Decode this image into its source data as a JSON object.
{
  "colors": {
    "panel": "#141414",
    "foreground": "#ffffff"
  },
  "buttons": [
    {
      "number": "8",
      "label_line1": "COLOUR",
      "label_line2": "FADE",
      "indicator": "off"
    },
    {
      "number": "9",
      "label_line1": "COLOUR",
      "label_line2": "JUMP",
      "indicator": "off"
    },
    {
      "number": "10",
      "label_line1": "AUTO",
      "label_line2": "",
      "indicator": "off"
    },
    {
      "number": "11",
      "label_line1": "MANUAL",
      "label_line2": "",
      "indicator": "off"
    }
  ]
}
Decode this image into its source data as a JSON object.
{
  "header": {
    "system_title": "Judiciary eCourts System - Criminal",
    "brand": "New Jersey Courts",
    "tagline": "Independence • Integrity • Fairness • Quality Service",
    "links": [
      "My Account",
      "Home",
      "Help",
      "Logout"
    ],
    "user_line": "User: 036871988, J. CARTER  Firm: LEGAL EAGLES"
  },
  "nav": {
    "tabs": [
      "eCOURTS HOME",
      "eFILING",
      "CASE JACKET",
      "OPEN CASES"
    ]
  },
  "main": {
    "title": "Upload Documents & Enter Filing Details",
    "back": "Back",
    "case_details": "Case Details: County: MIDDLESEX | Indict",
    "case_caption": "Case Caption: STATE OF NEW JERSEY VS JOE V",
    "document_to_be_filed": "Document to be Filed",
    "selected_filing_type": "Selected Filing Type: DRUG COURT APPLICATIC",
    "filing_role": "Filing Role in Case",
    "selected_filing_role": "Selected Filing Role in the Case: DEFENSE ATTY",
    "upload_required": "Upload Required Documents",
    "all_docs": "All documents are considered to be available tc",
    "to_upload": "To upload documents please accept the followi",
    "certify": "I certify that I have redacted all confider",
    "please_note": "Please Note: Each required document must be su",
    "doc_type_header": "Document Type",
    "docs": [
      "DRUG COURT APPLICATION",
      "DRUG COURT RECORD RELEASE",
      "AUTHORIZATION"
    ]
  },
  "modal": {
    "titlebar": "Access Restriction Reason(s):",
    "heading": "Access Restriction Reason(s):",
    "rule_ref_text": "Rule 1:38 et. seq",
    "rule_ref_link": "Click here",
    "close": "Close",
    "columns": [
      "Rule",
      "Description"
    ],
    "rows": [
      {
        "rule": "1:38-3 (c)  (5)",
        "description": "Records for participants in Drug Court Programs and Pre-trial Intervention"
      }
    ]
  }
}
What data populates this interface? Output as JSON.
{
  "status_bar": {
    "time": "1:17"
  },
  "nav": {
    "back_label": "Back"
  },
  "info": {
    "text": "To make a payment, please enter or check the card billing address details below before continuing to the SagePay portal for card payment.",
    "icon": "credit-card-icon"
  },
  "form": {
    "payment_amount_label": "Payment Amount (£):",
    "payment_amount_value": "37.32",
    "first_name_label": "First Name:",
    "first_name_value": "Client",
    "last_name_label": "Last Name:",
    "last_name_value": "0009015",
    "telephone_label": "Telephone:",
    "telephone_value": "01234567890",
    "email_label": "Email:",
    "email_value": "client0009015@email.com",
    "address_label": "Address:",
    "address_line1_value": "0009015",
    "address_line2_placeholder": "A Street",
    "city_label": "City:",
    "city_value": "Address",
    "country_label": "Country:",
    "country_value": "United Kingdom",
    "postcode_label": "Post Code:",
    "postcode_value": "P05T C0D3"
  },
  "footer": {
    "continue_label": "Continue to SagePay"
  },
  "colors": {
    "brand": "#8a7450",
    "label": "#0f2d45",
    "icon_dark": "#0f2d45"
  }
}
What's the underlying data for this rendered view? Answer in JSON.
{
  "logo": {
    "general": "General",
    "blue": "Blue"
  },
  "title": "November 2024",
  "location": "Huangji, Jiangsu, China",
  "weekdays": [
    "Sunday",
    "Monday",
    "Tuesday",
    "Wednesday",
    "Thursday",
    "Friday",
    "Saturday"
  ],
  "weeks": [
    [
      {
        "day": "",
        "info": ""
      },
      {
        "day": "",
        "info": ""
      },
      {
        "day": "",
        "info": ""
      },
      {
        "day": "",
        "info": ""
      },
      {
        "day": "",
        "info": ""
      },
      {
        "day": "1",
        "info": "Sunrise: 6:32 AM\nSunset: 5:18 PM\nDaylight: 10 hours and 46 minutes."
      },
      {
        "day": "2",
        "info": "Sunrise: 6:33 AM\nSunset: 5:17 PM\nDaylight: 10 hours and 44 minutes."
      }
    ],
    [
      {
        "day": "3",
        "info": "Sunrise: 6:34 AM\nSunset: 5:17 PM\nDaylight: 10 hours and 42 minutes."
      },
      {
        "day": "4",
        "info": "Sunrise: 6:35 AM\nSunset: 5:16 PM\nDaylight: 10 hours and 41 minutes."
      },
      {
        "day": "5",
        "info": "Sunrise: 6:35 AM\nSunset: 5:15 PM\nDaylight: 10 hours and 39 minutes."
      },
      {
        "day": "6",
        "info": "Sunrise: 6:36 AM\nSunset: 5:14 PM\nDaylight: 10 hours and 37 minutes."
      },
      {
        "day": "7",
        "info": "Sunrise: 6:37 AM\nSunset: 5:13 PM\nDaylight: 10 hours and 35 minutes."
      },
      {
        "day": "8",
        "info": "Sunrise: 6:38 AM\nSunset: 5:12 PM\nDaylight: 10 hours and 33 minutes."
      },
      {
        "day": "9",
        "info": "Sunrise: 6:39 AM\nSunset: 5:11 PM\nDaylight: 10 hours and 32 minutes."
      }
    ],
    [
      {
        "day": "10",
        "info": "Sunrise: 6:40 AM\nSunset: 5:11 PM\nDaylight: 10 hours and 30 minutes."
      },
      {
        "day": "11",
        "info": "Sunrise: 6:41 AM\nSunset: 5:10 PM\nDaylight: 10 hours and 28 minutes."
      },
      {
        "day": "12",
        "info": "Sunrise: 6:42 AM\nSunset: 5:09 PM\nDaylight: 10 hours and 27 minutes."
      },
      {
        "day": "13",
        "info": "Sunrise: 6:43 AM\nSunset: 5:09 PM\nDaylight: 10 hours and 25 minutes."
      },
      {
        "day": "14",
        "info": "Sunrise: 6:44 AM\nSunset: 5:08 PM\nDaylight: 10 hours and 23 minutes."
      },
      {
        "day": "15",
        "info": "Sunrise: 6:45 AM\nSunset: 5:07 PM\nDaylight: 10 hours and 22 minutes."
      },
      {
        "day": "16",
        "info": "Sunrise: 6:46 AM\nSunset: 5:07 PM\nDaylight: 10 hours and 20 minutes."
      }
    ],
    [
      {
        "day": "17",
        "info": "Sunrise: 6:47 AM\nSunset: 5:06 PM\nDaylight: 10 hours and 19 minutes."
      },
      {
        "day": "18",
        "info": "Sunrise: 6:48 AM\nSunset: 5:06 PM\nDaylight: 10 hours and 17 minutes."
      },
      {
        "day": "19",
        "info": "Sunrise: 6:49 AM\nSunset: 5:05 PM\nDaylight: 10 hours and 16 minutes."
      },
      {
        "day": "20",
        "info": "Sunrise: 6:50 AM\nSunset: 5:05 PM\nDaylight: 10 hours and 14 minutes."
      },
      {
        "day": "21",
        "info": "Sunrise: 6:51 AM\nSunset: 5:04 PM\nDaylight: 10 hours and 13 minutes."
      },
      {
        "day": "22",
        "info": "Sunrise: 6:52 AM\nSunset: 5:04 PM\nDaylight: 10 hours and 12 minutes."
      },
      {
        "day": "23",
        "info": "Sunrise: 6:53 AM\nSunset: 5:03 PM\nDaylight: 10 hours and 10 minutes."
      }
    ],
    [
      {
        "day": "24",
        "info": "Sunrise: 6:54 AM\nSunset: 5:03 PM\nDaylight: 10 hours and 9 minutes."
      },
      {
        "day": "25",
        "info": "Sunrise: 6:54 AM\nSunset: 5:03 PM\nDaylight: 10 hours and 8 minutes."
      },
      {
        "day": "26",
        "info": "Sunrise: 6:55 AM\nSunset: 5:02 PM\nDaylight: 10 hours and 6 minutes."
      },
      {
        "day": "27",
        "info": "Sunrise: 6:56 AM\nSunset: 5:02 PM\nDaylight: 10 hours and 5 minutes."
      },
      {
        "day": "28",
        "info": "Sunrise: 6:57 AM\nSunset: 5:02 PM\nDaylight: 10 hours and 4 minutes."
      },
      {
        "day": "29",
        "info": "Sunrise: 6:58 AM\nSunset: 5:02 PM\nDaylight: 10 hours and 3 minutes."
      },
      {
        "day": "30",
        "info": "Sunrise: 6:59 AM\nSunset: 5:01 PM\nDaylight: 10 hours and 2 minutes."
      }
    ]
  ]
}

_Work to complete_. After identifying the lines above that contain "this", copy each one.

_Solution_.
Decode this image into its source data as a JSON object.
Decode this image into its source data as a JSON object.
What data populates this interface? Output as JSON.
What's the underlying data for this rendered view? Answer in JSON.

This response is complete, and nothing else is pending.